Transparent displays are currently a hot ticket item in mobile devices. Recent pictures of a transparent screen iPhone and iPad have created huge internet buzz about the potential of such items. The response has been positive and there appears to be high demand for the devices. Unfortunately for anyone who wants a see through iPhone, it isn’t likely to happen any time soon.
The recently released pictures are part of a phenomenon known as “design fiction.” Design fiction are drawings or videos that give the viewer an illusion of a product. Designers create more than just the look of a product. The designers also conceptualize the functionality of these fantasy products, for example, showing the viewer how a display could switch between transparent and nontransparent viewing modes. However, these fantastical creations are probably not destined for mainstream adoption, even if they were to become a reality within the next several years.
While a transparent phone or tablet may seem like an amazing device, the concept has a long way to go before it would be practicable for the majority of users. As currently designed, the majority of the space within a smartphone or tablet is occupied by the battery that powers the device. As most users want a reasonable length of battery life for their tablet or phone, a transparent display would be impractical, as the battery would have to be small enough to fit somewhere at the edge of the device in order to allow for transparency. Additionally, a transparent phone screen would result in lower image quality. Image quality is another feature that most users are simply not willing to sacrifice.

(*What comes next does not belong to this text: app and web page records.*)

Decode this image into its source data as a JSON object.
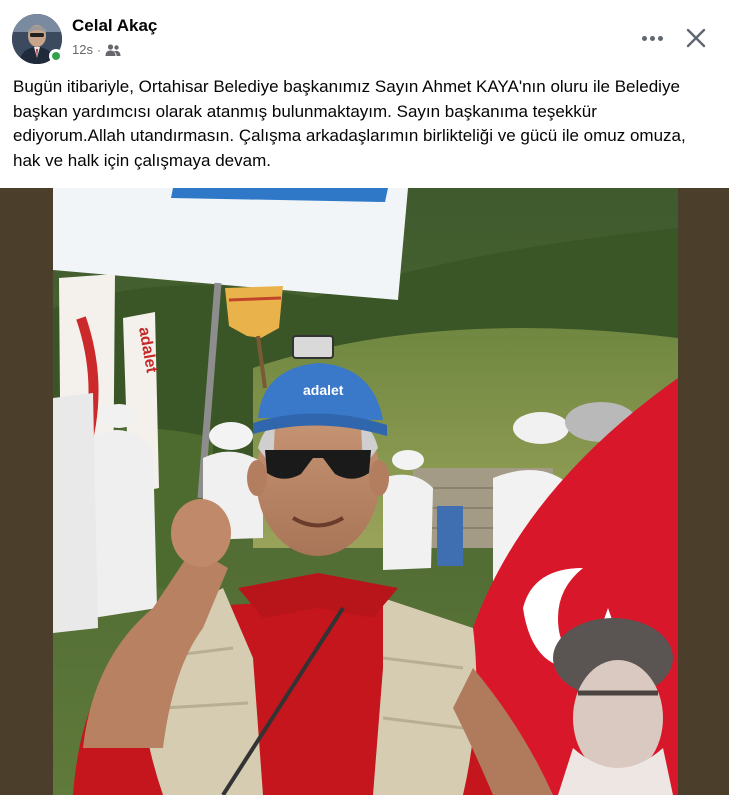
{
  "post": {
    "author": "Celal Akaç",
    "time": "12s",
    "separator": "·",
    "audience_icon": "friends-icon",
    "text": "Bugün itibariyle, Ortahisar Belediye başkanımız Sayın Ahmet KAYA'nın oluru ile Belediye başkan yardımcısı olarak atanmış bulunmaktayım. Sayın başkanıma teşekkür ediyorum.Allah utandırmasın. Çalışma arkadaşlarımın birlikteliği ve gücü ile omuz omuza, hak ve halk için çalışmaya devam."
  },
  "photo": {
    "cap_text": "adalet"
  },
  "colors": {
    "online": "#31a24c",
    "secondary_text": "#65676b",
    "flag_red": "#d8172a",
    "shirt_red": "#c4161c",
    "cap_blue": "#3a78c9"
  }
}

While transparent phones and tablets may not be in widespread use anytime in the near future, other forms of transparent technology will be used, and are even currently on the market. Samsung has developed transparent display products, such as the Smart Window, which can be used to display an image in a window, which could be installed your home or office. Transparent displays can effectively turn any already transparent item, such as windows, display cases, or even eyewear, into a computer screen. So while transparent mobile devices may stay in the realm of design fiction for now, other transparent screens have already moved from fantasy to reality.